Stanford Encyclopedia of Philosophy

Supplement to Infinitary Logic

Definition of the Concept of Admissible Set

A nonempty transitive set A is said to be admissible when the following conditions are satisfied:

(i) if a, bA, then {a, b} ∈ A and ∪AA;

(ii) if aA and XA is Δ0 on A, then XaA;

(iii) if aA, XA is Δ0 on A, and ∀xay(<x,y> ∈X), then, for some bA, ∀xayb(< x,y> ∈ X).

Condition (ii) -- the Δ0-separation scheme -- is a restricted version of Zermelo's axiom of separation. Condition (iii) -- a similarly weakened version of the axiom of replacement -- may be called the Δ0-replacement scheme.

It is quite easy to see that if A is a transitive set such that <A, ∈| A> is a model of ZFC, then A is admissible. More generally, the result continues to hold when the power set axiom is omitted from ZFC, so that both H(ω) and H1) are admissible.

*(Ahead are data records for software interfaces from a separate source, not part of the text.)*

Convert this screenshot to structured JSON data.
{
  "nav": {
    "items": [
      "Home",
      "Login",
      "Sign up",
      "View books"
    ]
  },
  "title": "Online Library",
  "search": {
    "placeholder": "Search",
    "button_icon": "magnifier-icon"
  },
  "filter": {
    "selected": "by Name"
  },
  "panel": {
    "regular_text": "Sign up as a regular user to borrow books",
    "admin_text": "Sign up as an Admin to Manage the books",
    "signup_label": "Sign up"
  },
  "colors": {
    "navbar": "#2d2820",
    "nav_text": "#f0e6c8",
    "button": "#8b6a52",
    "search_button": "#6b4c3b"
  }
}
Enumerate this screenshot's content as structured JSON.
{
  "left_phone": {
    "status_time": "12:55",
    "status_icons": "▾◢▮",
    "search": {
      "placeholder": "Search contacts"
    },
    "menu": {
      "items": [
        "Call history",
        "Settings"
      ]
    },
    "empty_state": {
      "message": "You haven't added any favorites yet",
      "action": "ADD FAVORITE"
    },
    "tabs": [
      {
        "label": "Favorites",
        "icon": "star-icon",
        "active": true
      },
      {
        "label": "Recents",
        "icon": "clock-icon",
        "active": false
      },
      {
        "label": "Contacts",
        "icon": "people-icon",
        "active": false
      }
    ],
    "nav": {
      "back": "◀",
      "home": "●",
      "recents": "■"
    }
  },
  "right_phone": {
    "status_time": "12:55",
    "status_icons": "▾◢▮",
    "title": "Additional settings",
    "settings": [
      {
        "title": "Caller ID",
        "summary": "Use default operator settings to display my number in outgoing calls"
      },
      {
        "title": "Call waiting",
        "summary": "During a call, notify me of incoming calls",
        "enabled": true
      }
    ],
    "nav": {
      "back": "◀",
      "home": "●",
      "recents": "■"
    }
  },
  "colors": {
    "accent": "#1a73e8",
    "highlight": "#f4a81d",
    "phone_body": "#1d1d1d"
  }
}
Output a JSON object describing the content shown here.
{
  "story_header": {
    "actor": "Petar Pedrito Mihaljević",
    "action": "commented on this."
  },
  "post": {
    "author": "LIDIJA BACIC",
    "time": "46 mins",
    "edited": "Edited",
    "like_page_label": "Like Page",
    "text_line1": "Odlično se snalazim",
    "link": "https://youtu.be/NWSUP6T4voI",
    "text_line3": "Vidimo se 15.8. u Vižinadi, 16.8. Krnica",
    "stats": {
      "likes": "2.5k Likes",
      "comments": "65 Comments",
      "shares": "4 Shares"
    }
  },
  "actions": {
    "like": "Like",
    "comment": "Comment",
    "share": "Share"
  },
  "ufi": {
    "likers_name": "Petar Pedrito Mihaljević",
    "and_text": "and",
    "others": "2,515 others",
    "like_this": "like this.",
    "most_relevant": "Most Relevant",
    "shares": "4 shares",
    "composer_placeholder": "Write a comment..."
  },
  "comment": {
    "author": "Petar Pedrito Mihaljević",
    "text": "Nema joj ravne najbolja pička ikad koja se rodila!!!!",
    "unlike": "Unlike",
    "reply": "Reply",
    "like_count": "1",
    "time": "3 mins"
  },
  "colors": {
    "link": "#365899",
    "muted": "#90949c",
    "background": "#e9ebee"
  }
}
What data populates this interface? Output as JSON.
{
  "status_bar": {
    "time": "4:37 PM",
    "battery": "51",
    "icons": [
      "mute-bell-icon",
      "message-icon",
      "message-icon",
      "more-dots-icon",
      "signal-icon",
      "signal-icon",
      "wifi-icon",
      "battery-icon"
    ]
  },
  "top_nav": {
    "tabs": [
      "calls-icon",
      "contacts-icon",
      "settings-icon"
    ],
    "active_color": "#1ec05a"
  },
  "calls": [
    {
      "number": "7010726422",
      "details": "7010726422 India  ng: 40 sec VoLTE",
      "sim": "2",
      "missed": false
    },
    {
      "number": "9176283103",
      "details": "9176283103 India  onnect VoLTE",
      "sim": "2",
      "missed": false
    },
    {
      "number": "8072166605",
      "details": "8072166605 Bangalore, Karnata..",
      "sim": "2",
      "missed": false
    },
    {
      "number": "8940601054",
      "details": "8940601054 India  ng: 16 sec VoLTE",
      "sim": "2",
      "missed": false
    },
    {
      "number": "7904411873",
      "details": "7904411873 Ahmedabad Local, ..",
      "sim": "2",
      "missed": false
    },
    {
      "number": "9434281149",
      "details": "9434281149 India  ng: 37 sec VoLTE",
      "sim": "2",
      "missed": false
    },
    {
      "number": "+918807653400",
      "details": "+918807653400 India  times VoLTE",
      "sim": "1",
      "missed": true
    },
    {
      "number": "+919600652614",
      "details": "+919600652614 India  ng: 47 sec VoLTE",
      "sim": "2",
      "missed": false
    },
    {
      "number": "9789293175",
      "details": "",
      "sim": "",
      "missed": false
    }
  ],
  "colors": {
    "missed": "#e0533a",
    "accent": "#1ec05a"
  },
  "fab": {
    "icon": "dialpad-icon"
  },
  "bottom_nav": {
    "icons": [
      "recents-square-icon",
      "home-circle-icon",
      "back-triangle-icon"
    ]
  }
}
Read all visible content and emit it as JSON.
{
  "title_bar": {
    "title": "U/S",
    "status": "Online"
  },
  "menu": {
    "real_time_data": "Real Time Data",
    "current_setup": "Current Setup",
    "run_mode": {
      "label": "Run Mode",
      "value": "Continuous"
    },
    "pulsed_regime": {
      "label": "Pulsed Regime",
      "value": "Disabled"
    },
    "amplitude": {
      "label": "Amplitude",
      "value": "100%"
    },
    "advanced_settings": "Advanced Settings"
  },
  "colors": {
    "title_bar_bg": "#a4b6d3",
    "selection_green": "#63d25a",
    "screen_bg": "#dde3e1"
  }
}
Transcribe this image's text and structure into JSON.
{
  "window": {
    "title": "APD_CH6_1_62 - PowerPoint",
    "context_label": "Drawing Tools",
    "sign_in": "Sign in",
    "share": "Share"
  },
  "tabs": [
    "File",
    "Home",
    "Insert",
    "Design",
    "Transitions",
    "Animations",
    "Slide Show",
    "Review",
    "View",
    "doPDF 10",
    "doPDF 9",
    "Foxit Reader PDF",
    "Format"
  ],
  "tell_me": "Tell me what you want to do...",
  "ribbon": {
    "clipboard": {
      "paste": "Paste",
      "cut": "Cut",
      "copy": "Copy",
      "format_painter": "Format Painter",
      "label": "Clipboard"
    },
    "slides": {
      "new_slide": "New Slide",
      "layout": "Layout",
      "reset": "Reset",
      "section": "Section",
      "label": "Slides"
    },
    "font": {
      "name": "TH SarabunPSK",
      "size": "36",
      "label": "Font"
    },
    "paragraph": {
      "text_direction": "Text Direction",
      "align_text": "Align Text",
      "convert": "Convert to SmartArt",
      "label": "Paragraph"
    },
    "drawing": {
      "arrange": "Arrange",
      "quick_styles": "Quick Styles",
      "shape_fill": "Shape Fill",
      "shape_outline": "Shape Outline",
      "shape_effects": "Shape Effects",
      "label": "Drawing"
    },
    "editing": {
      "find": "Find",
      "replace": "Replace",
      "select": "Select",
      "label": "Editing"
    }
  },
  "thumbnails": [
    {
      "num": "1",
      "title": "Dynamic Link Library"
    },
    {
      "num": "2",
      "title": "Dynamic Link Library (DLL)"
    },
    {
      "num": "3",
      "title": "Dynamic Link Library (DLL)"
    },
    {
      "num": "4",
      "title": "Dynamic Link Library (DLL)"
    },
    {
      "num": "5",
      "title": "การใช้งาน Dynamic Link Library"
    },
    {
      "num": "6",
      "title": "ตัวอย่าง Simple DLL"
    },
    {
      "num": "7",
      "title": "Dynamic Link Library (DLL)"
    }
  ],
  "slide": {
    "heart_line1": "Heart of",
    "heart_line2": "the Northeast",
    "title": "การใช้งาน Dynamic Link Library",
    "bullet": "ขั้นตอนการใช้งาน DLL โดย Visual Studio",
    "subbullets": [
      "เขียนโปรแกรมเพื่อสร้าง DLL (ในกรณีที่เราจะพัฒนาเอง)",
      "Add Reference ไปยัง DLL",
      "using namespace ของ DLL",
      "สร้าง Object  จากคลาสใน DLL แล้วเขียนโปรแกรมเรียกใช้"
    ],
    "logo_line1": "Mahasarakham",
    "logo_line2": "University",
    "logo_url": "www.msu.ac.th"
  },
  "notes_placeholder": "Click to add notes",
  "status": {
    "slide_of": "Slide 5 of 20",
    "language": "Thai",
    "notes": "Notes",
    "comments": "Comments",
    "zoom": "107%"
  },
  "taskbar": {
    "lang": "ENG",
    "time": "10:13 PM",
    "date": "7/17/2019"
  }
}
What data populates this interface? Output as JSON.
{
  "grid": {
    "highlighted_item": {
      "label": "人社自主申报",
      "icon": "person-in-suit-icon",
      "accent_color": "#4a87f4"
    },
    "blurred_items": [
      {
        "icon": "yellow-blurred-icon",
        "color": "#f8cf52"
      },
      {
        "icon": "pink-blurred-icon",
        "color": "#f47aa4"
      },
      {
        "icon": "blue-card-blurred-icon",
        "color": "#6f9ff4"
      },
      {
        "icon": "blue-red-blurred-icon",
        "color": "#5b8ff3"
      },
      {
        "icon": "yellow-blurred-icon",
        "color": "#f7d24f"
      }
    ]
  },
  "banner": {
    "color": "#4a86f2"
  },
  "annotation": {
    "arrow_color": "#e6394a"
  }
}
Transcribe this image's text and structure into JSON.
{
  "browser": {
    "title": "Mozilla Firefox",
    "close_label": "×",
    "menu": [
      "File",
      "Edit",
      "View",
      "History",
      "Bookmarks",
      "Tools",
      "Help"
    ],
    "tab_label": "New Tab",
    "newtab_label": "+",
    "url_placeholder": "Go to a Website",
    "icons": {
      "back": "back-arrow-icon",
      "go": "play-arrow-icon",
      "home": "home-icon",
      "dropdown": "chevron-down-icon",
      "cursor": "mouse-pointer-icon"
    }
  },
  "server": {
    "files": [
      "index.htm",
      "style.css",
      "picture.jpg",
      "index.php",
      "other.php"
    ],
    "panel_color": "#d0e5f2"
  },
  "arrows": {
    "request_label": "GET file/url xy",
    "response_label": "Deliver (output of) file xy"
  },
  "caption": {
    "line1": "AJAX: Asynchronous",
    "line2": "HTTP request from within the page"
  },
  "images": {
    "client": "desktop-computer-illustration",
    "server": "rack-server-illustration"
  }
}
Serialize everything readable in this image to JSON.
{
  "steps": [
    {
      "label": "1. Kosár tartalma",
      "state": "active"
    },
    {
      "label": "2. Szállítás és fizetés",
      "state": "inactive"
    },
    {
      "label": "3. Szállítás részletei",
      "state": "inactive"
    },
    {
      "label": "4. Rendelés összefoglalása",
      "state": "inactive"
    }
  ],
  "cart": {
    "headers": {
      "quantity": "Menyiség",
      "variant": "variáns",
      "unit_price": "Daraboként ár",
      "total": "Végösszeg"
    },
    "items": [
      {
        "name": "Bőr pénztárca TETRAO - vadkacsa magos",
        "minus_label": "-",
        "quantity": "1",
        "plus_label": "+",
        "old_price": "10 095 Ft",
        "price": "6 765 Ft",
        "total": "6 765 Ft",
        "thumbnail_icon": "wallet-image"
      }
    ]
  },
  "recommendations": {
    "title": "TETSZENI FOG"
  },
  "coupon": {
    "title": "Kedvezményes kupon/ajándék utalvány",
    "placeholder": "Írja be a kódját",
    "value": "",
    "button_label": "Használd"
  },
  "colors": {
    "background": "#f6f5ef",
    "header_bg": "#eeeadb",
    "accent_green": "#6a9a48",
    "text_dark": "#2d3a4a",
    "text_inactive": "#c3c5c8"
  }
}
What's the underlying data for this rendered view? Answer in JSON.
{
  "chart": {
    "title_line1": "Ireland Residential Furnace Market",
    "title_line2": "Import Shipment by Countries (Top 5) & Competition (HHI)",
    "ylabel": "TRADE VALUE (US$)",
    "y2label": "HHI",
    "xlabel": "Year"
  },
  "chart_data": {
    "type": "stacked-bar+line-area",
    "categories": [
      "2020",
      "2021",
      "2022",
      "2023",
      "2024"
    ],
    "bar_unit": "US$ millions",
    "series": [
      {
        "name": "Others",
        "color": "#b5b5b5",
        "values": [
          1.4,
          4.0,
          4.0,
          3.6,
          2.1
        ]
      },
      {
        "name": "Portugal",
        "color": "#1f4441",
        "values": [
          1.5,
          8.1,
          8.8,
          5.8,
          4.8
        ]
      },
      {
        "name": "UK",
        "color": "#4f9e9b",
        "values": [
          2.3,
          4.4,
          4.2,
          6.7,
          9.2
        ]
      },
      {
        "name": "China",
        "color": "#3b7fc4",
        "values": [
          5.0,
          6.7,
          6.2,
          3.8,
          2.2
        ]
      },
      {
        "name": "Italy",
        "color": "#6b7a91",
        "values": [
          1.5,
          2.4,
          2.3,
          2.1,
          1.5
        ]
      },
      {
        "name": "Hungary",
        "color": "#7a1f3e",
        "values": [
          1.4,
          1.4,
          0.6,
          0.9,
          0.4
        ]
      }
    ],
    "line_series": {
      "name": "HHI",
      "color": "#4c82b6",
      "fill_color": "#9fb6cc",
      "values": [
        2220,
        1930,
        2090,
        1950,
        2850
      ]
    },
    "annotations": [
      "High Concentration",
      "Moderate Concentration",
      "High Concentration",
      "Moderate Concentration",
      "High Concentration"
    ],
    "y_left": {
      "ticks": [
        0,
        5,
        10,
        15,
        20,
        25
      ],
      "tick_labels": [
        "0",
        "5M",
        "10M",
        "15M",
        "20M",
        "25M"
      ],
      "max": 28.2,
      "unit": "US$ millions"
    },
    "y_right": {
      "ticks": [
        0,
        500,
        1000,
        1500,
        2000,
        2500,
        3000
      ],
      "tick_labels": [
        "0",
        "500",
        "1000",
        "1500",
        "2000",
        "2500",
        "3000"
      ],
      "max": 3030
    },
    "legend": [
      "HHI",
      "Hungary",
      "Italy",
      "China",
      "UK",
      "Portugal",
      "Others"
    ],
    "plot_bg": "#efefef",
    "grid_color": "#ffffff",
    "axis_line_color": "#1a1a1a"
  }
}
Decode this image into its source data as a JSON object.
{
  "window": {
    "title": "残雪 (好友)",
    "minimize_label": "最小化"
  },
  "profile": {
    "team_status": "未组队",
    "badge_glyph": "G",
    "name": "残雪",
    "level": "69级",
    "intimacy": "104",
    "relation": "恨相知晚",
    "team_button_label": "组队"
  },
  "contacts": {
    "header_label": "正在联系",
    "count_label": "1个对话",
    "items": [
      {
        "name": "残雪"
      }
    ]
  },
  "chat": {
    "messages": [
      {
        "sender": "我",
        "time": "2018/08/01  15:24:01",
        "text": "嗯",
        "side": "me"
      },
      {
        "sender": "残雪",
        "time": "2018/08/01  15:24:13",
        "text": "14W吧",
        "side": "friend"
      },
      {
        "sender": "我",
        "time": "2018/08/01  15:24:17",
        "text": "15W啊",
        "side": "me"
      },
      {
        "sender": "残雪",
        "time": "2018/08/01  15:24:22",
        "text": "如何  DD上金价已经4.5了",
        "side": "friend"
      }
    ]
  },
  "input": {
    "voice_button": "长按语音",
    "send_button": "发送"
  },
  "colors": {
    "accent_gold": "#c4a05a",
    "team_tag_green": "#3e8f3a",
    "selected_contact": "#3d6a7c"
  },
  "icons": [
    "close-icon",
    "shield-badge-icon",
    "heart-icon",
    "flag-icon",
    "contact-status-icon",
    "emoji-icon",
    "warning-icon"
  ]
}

However, since the latter is uncountable, the Barwise compactness theorem fails to apply to it.